Another instructor I know of took a pass on a request from a student to drive the 10-year-old Lotus Elise he’d actually owned and had sold to the student in question. He explained his rationale thus: “If I can’t write you a check for the full amount that the car is worth, I don’t want to drive it.”
This stance might take the question of moral responsibility to the extreme, but it does underscore the precarious nature of the bargains we enter into at the track. I have often driven students’ cars. I certainly take my care with them and never even attempt to go all out—that’s not what I want to demonstrate to my students in any case.
I have an overactive imagination prone to doomsday scenarios. It was all too easy for me to envision balling up the Italian beauty and owing Mr. F if not the full amount for a replacement vehicle, then certainly the deductible but more importantly, my eternal shame and obligation. As easily as I had seemed to acquiesce to his offer, I’d had nine months to mull it over, and I came very close to turning him down. In the end, however, the enticement was just too great.
Through a combination of care and good fortune, nothing worse than the gravel on the hood marred my stint in the 458, and even if I never get the chance to do so again, forever after I can say: I have driven a Ferrari on the racetrack, and that should be enough for anyone.

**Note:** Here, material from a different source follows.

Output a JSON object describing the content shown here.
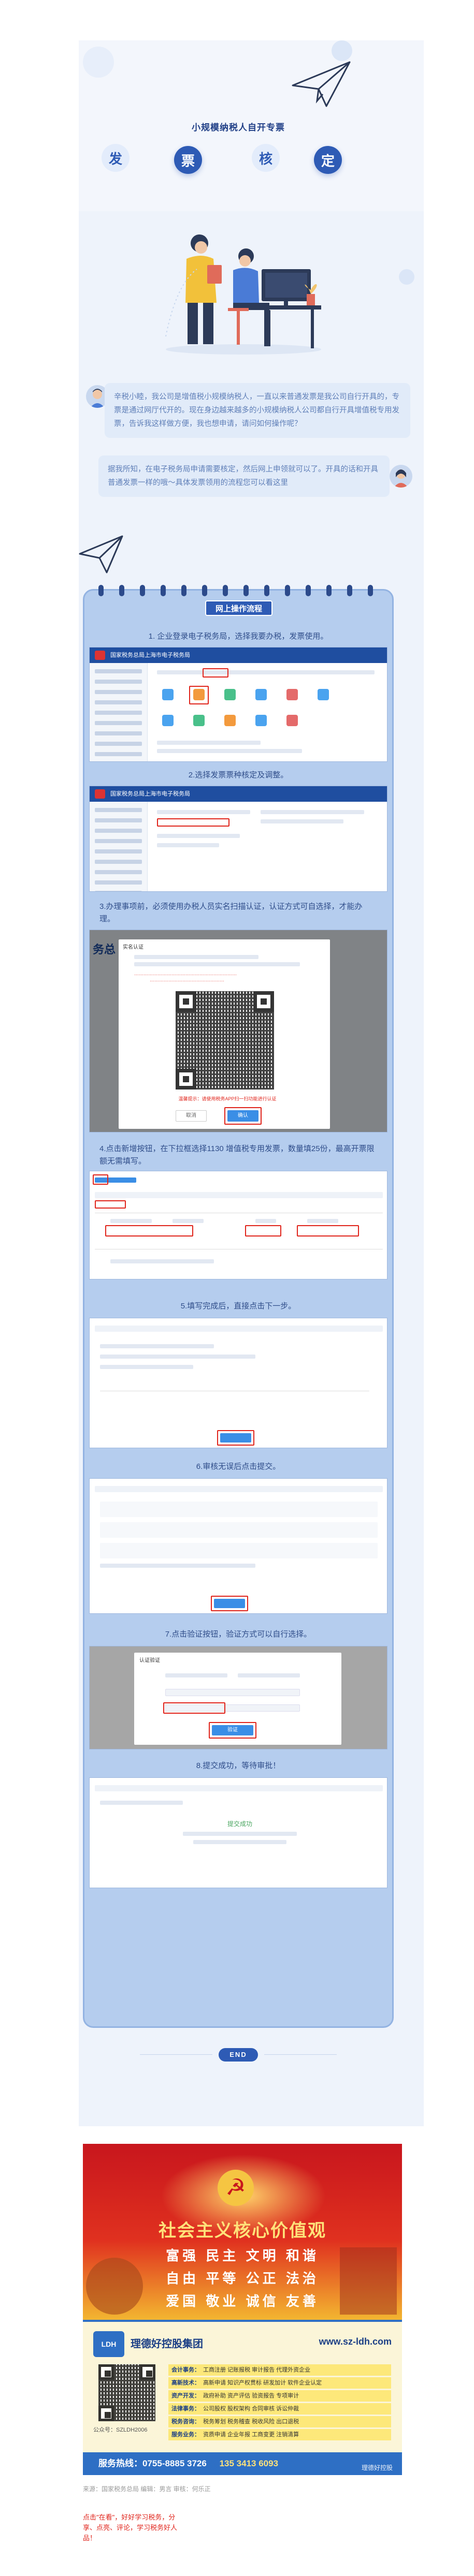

Just in case, however, per i signori in Maranello: io sono disponibile.